  • Ceteris paribus holding all else constant
  • One cannot impose ceteris paribus unless all
    relevant variables are included in the model.

Wins and ORB
Wins and Missed Shots
Offensive Rebounds and Missed Shots
Wins, ORB, and Missed Shots
  • Wins -57.8 - 1.3ORB
  • As illustrated earlier, the estimated impact of
    offensive rebounds (ORB) on wins is negative.
  • Wins 149.4 - 2.4(Missed Shots)
  • ORB -5.1 0.4(Missed Shots)
  • In words, missed shots and offensive rebounds are
    positively related. So when we estimate wins as
    a function of offensive rebounds, we are simply
    picking up the relationship between wins and
    missed shots.

  • How do we know how accurate our equation is?
  • R-squared How much variation your model
    explained divided by how much variation there was
    to explain.
  • Or, how much variation did our model explain.
  • In more technical terms.
  • R-squared Explained Sum of Squares / Total Sum
    of Squares

TSS, ESS, RSS in words
  • Total Sum of Squares TSS How much variation
    there is to explain.
  • Explained Sum of Squares ESS How much
    variation you explained.
  • Residual Sum of Squares RSS How much
    variation you did not explain.

TSS, ESS, RSS in math
  • Total sum of squares Sum of the squared
    difference between the actual Y and the mean of
    Y, or,
  • TSS ?(Yi - mean of Y)2
  • Explained sum of squares Sum of the squared
    differences between the predicted Y and the mean
    of Y, or,
  • ESS ?(Y - mean of Y)2
  • Residual sum of squares Sum of the squared
    differences between the actual Y and the
    predicted Y, or,
  • RSS ? e2

Adjusted R-Squared
  • Adding any independent variable will increase R2.
  • To combat this problem, we often report the
    adjusted R2.

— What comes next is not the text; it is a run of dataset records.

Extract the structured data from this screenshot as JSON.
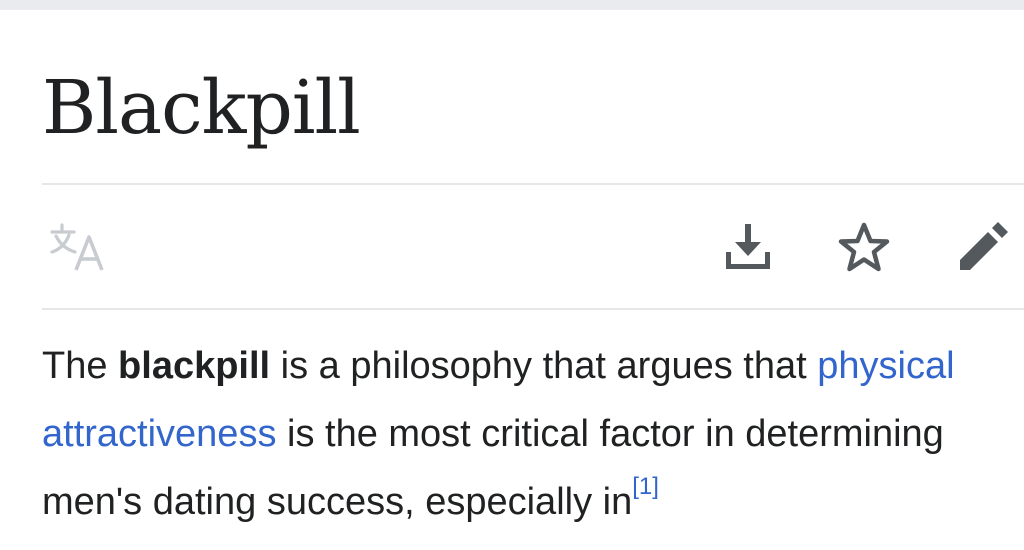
{
  "page": {
    "title": "Blackpill"
  },
  "toolbar": {
    "language_icon": "translate-icon",
    "download_icon": "download-icon",
    "watch_icon": "star-icon",
    "edit_icon": "pencil-icon"
  },
  "article": {
    "lead": {
      "part1": "The ",
      "term": "blackpill",
      "part2": " is a philosophy that argues that ",
      "link_text": "physical attractiveness",
      "part3": " is the most critical factor in determining men's dating success, especially in",
      "citation": "[1]"
    }
  },
  "colors": {
    "link": "#3366cc",
    "text": "#202122",
    "icon": "#54595d",
    "icon_disabled": "#c8ccd1"
  }
}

Model Evaluation
  • It is important to note that R-squared tells us
    something, but it is not everything.
  • Low R-squared does not necessarily mean the model
    is bad, high R-squared does not necessarily mean
    the model is good.
  • Models must be theoretically sound. In other
    words, we do not play with data until we get a
    model with the highest r-squared. You have to
    have a reason why your model is constructed as
    you suggest.

  • Multicollinearity - more than two independent
    variables exhibit a linear correlation.
  • Example Including total rebounds and defensive
    rebounds in the same model.
  • Consequences
  • Standard errors will rise, t-stats will fall
  • What does that mean? You will think variables are
    insignificant when they are not.

Other Issues
  • Omitted Variable Bias You cannot impose ceteris
    paribus if relevant independent variables are not
    included in the model.
  • Small Sample Bias You cannot adequately assess a
    relationship with an inadequate sample.
    Remember, we are trying to learn about the
    underlying population.